We all love good stories. There’s something in us that wants be enthralled by the conflict, climax and concluding resolution of engaging narratives. In these stories there’s often a hero and a villain—think of Batman and the Joker, the Avengers and Loki or Harry Potter and Voldemort. An evil villain wreaks havoc on a peaceful world, and the hero arises from an unlikely place to save it. This hero undergoes difficult tests to grow in his or her power until they ultimately defeat the villain through some kind of great sacrifice, which is often their own life.
This kind of story has played out so many times—from Beowulf to the Odyssey to the modern examples mentioned above— that literary scholars call it “the Monomyth.” It can be said that most of the great stories are about a fall, the call of a hero, his death and resurrection, then the reward and redemption of the world.
Why are we so drawn to reading and writing these stories?
C.S. Lewis, a professor of literature, pointed out that “We should expect to find in the imagination of . . . myth makers some glimpse of that theme which we believe to be the very plot of the whole cosmic story – the theme of incarnation, death, and rebirth.” As Christians, we believe that the central story of everything, the main point of the whole universe is the death and resurrection of the Son of God.
We are drawn to these journeys of heroes because they reflect the story of the ultimate hero. All stories of redemption, sacrifice, and the conquering of evil are only glimpses of the ultimate redemption and sacrifice found in Christ. All stories of heroes follow a similar pattern, but the difference is that the story of Jesus is true. It is something grounded in history, not fantasy.

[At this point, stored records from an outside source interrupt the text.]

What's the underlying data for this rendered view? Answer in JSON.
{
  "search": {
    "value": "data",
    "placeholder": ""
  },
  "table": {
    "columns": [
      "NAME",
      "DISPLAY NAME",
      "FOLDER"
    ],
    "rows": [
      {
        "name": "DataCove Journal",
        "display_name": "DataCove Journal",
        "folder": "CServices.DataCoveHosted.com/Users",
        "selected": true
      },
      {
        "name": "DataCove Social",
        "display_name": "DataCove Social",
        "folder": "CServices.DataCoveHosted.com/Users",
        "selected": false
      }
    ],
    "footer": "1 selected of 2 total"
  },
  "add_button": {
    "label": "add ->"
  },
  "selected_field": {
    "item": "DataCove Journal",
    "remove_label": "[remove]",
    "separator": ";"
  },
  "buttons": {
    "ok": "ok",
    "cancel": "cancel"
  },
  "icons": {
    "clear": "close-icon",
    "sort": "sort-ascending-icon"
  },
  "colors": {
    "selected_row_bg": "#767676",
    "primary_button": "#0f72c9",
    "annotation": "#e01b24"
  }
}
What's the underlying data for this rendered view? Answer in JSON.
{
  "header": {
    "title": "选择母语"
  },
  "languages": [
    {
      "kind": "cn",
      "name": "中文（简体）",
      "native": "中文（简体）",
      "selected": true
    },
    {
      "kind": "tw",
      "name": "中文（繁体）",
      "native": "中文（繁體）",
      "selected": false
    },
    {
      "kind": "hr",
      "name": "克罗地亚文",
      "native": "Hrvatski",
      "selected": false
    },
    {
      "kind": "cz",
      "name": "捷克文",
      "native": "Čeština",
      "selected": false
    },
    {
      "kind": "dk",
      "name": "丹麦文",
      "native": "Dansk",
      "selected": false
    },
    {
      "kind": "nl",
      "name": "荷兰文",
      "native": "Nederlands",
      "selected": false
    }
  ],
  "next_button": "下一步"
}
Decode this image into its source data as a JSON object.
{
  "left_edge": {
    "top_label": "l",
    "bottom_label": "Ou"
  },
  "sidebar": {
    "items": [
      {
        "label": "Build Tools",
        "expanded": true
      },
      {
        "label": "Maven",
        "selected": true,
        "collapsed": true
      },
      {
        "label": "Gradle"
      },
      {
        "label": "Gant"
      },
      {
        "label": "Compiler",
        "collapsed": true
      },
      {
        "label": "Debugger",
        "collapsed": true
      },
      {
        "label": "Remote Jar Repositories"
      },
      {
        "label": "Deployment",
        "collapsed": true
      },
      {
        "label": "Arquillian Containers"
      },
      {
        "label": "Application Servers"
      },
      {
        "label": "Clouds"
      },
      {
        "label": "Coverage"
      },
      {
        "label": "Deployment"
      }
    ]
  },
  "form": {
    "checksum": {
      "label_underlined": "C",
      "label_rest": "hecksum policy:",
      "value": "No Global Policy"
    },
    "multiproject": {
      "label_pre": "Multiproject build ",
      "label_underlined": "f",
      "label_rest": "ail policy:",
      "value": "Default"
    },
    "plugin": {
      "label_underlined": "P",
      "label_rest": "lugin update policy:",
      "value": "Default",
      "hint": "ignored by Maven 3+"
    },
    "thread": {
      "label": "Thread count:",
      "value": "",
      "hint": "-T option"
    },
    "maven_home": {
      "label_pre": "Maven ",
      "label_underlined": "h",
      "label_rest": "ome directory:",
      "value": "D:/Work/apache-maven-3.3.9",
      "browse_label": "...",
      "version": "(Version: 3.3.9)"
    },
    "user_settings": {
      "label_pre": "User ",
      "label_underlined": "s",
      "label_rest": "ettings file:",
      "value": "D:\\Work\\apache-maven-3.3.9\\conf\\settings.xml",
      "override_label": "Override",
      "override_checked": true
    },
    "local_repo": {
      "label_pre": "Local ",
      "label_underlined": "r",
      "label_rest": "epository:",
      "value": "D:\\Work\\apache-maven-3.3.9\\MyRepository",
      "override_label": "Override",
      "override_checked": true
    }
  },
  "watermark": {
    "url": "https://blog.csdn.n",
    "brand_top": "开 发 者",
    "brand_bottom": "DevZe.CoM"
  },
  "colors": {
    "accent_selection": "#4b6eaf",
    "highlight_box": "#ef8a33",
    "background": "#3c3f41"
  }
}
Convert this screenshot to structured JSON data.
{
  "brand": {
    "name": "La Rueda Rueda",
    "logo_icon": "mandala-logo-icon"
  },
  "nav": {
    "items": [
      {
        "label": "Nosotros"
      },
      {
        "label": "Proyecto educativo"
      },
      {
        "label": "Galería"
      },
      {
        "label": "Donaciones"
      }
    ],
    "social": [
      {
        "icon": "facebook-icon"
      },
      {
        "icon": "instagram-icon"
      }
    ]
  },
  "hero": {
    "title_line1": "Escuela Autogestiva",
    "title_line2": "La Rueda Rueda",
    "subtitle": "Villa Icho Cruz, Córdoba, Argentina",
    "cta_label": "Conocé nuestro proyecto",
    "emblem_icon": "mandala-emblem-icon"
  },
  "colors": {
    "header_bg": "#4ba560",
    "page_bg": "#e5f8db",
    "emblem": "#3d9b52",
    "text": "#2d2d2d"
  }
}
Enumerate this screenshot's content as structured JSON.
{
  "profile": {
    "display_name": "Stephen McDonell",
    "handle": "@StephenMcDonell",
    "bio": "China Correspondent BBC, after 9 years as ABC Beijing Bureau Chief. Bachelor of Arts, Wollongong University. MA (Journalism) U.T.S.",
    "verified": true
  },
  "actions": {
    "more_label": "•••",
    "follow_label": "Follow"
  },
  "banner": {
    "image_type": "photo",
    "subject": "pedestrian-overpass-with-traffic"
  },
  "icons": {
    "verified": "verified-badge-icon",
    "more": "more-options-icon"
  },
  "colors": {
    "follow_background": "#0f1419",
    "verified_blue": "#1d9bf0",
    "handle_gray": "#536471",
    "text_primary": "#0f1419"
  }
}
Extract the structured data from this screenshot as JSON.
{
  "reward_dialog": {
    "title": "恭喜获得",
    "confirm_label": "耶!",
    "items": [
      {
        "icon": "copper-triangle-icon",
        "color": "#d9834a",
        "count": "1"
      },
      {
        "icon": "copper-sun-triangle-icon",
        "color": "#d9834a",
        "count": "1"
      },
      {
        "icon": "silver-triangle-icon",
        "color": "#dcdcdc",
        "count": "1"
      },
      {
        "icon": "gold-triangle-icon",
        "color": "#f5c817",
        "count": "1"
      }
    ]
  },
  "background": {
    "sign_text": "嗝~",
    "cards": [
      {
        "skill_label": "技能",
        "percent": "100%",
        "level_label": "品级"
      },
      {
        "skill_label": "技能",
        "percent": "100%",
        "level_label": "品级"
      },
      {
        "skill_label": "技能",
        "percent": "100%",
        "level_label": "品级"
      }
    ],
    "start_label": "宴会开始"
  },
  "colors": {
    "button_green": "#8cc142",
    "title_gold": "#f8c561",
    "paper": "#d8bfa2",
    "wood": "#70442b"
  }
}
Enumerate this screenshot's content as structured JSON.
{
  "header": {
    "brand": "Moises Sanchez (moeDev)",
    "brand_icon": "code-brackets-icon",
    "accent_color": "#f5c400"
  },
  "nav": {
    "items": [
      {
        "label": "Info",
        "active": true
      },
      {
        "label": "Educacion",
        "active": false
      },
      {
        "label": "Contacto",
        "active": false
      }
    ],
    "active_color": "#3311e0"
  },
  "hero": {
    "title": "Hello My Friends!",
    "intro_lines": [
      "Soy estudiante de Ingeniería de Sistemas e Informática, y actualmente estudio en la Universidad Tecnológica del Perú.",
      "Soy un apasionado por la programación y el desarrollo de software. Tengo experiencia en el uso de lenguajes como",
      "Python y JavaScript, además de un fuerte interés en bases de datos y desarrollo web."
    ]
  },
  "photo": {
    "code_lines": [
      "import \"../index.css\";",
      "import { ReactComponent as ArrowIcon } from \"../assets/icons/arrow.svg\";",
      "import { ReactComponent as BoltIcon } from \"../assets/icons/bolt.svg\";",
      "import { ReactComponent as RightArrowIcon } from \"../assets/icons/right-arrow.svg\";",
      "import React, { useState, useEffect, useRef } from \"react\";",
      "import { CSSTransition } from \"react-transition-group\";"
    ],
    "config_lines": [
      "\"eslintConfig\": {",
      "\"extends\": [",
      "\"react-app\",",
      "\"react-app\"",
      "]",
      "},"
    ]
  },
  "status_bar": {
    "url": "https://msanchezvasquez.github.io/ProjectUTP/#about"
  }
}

Jesus came into a world that was tarnished and broken by evil. He encountered tests, trials and triumphs and lived the perfect life through them. In the end, he battled against an enemy that has defeated every hero before Him: sin and death. At the climax of the story, it seemed as though death would beat the Savior of the world too, but Jesus conquered it by rising again from the dead. He killed death and proved that he was the greatest Hero.
This Wednesday, we’re beginning a new series through the life of Jesus, which is called, “The Hero’s Journey.” In this series, we’ll follow the major points, conflicts and resolution of Jesus, the original and perfect hero.